Genetic studies are challenging, as while we humans are 99.9% genetically similar, we are 0.1% different and given our genome is made up of 3 billion DNA letters that mean there are 3 million changes in one individual. The challenge then becomes whether any of these changes are just harmless and add to our uniqueness or whether they can actually lead to disease. To overcome this challenge geneticists describe DNA changes as common or rare depending on how many people have them. If at least 1 in 20 people have that exact change it is considered “common” and if less than 1 in 20 people have that change it is considered rare.
Most of the research into the genetic causes of MS has concentrated on these common genetic changes or changes that don’t just occur in one or two individuals. This approach has been very successful, and over the last 15 years has resulted in the discovery of over 230 genetic changes which can influence the risk of developing MS. However, these 230 changes are known only to account for 20% of the genetic risk of MS.
Research has now turned to where the remaining genetic risk is coming from. Historically, it had been thought that this remaining risk had to be due to either:
a) interactions of the known genes (that is, they were acting in unison to contribute even more to the MS) or,
b) from rare genetic changes which up to now were too difficult to detect due to technical limitations and the need for vast numbers of DNA samples to discover them.
A landmark paper published today from the International MS Genetics Consortium, including a number of Australian genetics researchers; Professor David Booth, Professor Graeme Stewart, Professor Bruce Taylor, Dr Jac Charlesworth and Dr Lotti Tajouri, has shown that it is, in fact, rare changes that contribute a further 5% of the overall genetic risk of MS.
The study, led by Associate Professor Chris Cotsapas from Yale University in the US, examined a huge 118,350 rare genetic changes in 32,367 people with MS and compared them to 36,012 people without MS. Published in the prestigious scientific journal Cell, the study included participants worldwide, including 2,321 people from Australia. Data on the genetic changes was gathered using a specially designed “gene chip” that captured information across many gene changes simultaneously. The Australian scientists in this study are also members of a vital research collaboration called the Australian New Zealand MS Genetics Consortium – a research platform of MS Research Australia. This platform brings together neurologists, genetic researchers, molecular biologists, data scientists and other researchers, from all around Australia and New Zealand to understand the role of genes in MS.
Seven rare changes were shown to be linked to MS risk, with four of these changes mapping to genes that previously have not been connected to MS. The newly discovered genes have clear functions within the immune system, providing further evidence that MS is driven by immune cells mistakenly attacking the brain and spinal cord. The analysis also indicated that, despite the huge number of samples included in this study, there are still more genetic associations with MS that remain to be discovered.
Professor David Booth from the Westmead Institute for Medical Research NSW and an author on the study commented “Previous studies have sought common variants affecting MS. This study used a special genotyping chip and a very large number of samples of DNA to see, for the first time, if rare variants contributed to risk. We have found four new genetic associations which indicate particular types of immune processes are important in MS. Scientists will now drill down into the details of these processes to find new ways to treat the condition”.

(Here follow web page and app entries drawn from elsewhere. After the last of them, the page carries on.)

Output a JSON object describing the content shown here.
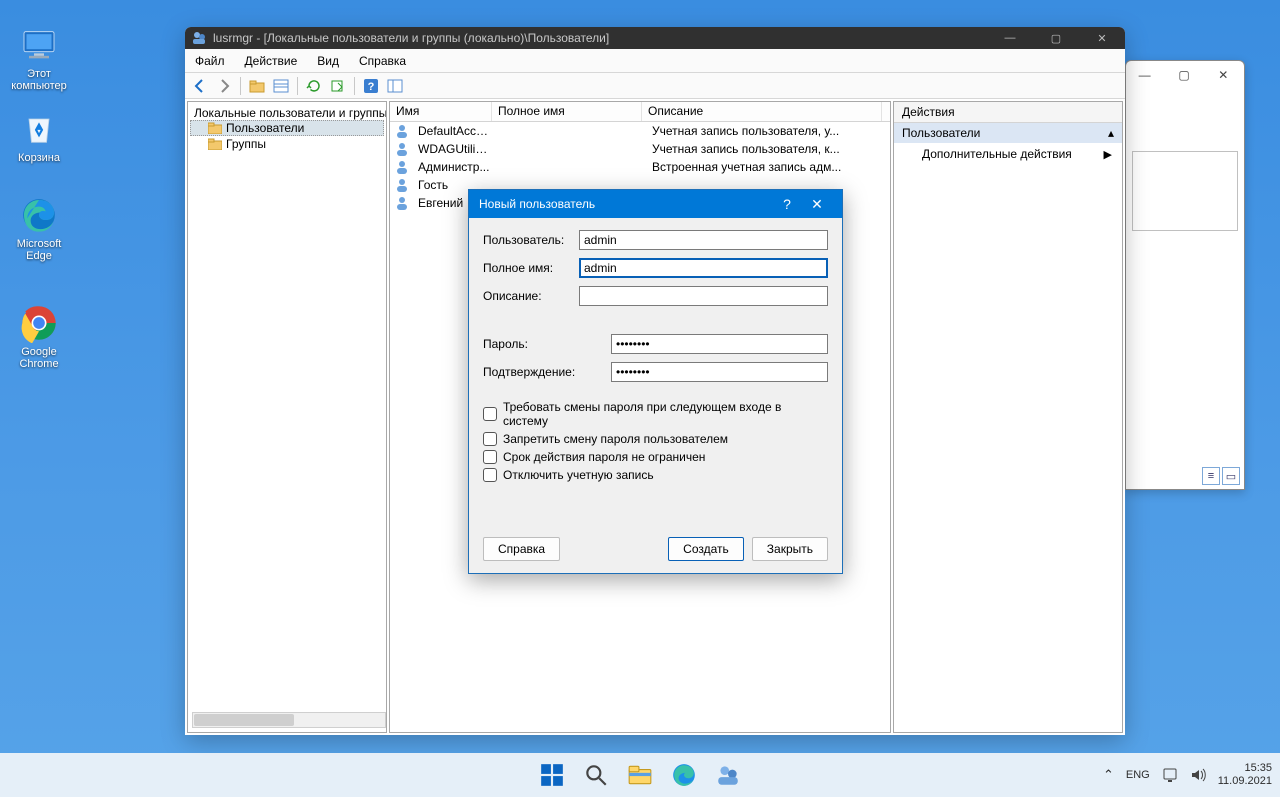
{
  "desktop": {
    "items": [
      {
        "label": "Этот\nкомпьютер"
      },
      {
        "label": "Корзина"
      },
      {
        "label": "Microsoft\nEdge"
      },
      {
        "label": "Google\nChrome"
      }
    ]
  },
  "bgwin": {
    "min": "—",
    "max": "▢",
    "close": "✕"
  },
  "mmc": {
    "title": "lusrmgr - [Локальные пользователи и группы (локально)\\Пользователи]",
    "menu": [
      "Файл",
      "Действие",
      "Вид",
      "Справка"
    ],
    "tree": {
      "root": "Локальные пользователи и группы",
      "items": [
        "Пользователи",
        "Группы"
      ]
    },
    "columns": {
      "name": "Имя",
      "full": "Полное имя",
      "desc": "Описание"
    },
    "rows": [
      {
        "name": "DefaultAcco...",
        "full": "",
        "desc": "Учетная запись пользователя, у..."
      },
      {
        "name": "WDAGUtility...",
        "full": "",
        "desc": "Учетная запись пользователя, к..."
      },
      {
        "name": "Администр...",
        "full": "",
        "desc": "Встроенная учетная запись адм..."
      },
      {
        "name": "Гость",
        "full": "",
        "desc": ""
      },
      {
        "name": "Евгений",
        "full": "",
        "desc": ""
      }
    ],
    "actions": {
      "header": "Действия",
      "section": "Пользователи",
      "more": "Дополнительные действия"
    }
  },
  "dialog": {
    "title": "Новый пользователь",
    "labels": {
      "user": "Пользователь:",
      "full": "Полное имя:",
      "desc": "Описание:",
      "pw": "Пароль:",
      "pw2": "Подтверждение:"
    },
    "values": {
      "user": "admin",
      "full": "admin",
      "desc": "",
      "pw": "••••••••",
      "pw2": "••••••••"
    },
    "checks": [
      "Требовать смены пароля при следующем входе в систему",
      "Запретить смену пароля пользователем",
      "Срок действия пароля не ограничен",
      "Отключить учетную запись"
    ],
    "buttons": {
      "help": "Справка",
      "create": "Создать",
      "close": "Закрыть"
    }
  },
  "taskbar": {
    "lang": "ENG",
    "time": "15:35",
    "date": "11.09.2021"
  }
}
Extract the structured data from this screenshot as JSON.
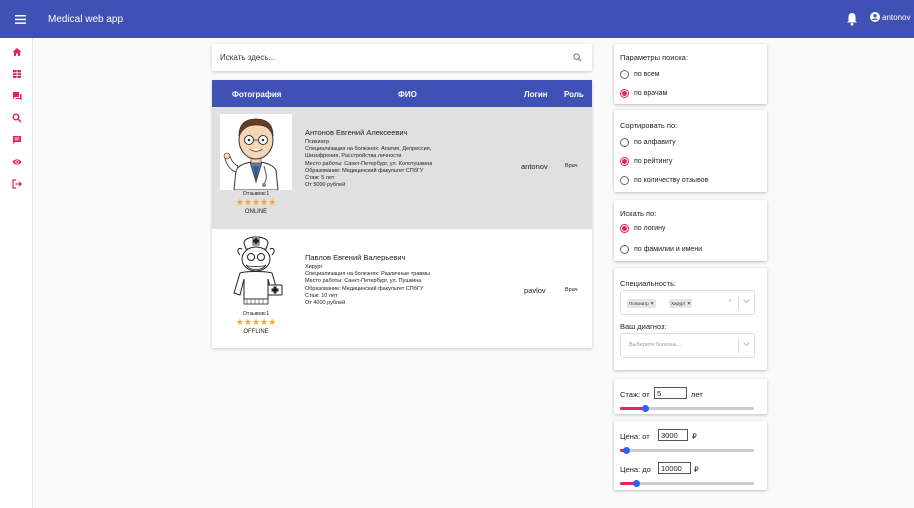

The new genes indicate that control of immune cells known as T cells and specific signalling pathways within the immune system are likely to play a key role in MS. Follow up experiments will now determine the effect of these new genetic changes on the function of cells within the body and their potential role in MS. Once this is established, it may provide new targets for therapy development.